• _TO DO_
Reproduce the records below exactly as they appear.

• • •

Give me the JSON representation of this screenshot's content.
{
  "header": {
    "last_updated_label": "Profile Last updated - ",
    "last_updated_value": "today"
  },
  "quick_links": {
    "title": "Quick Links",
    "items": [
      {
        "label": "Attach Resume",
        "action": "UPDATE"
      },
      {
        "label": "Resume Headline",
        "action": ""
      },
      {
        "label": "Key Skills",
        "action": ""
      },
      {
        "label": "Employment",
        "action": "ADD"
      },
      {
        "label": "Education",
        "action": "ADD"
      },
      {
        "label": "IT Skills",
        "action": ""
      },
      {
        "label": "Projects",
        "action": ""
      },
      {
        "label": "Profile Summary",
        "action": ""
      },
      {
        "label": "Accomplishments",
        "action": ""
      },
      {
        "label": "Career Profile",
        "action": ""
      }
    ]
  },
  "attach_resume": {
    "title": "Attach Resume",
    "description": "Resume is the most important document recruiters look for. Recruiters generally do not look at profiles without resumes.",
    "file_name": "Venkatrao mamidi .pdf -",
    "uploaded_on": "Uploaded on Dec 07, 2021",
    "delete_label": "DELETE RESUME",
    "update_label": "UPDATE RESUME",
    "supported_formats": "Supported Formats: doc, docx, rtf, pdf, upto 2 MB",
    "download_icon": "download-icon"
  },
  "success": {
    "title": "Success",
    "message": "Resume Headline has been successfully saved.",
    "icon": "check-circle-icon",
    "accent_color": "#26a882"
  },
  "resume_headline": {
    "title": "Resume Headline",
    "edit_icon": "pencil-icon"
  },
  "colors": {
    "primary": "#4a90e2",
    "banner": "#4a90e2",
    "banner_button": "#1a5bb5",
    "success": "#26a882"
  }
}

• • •

• _TASK RESPONSE_
Give me the JSON representation of this screenshot's content.
{
  "header": {
    "last_updated_label": "Profile Last updated - ",
    "last_updated_value": "today"
  },
  "quick_links": {
    "title": "Quick Links",
    "items": [
      {
        "label": "Attach Resume",
        "action": "UPDATE"
      },
      {
        "label": "Resume Headline",
        "action": ""
      },
      {
        "label": "Key Skills",
        "action": ""
      },
      {
        "label": "Employment",
        "action": "ADD"
      },
      {
        "label": "Education",
        "action": "ADD"
      },
      {
        "label": "IT Skills",
        "action": ""
      },
      {
        "label": "Projects",
        "action": ""
      },
      {
        "label": "Profile Summary",
        "action": ""
      },
      {
        "label": "Accomplishments",
        "action": ""
      },
      {
        "label": "Career Profile",
        "action": ""
      }
    ]
  },
  "attach_resume": {
    "title": "Attach Resume",
    "description": "Resume is the most important document recruiters look for. Recruiters generally do not look at profiles without resumes.",
    "file_name": "Venkatrao mamidi .pdf -",
    "uploaded_on": "Uploaded on Dec 07, 2021",
    "delete_label": "DELETE RESUME",
    "update_label": "UPDATE RESUME",
    "supported_formats": "Supported Formats: doc, docx, rtf, pdf, upto 2 MB",
    "download_icon": "download-icon"
  },
  "success": {
    "title": "Success",
    "message": "Resume Headline has been successfully saved.",
    "icon": "check-circle-icon",
    "accent_color": "#26a882"
  },
  "resume_headline": {
    "title": "Resume Headline",
    "edit_icon": "pencil-icon"
  },
  "colors": {
    "primary": "#4a90e2",
    "banner": "#4a90e2",
    "banner_button": "#1a5bb5",
    "success": "#26a882"
  }
}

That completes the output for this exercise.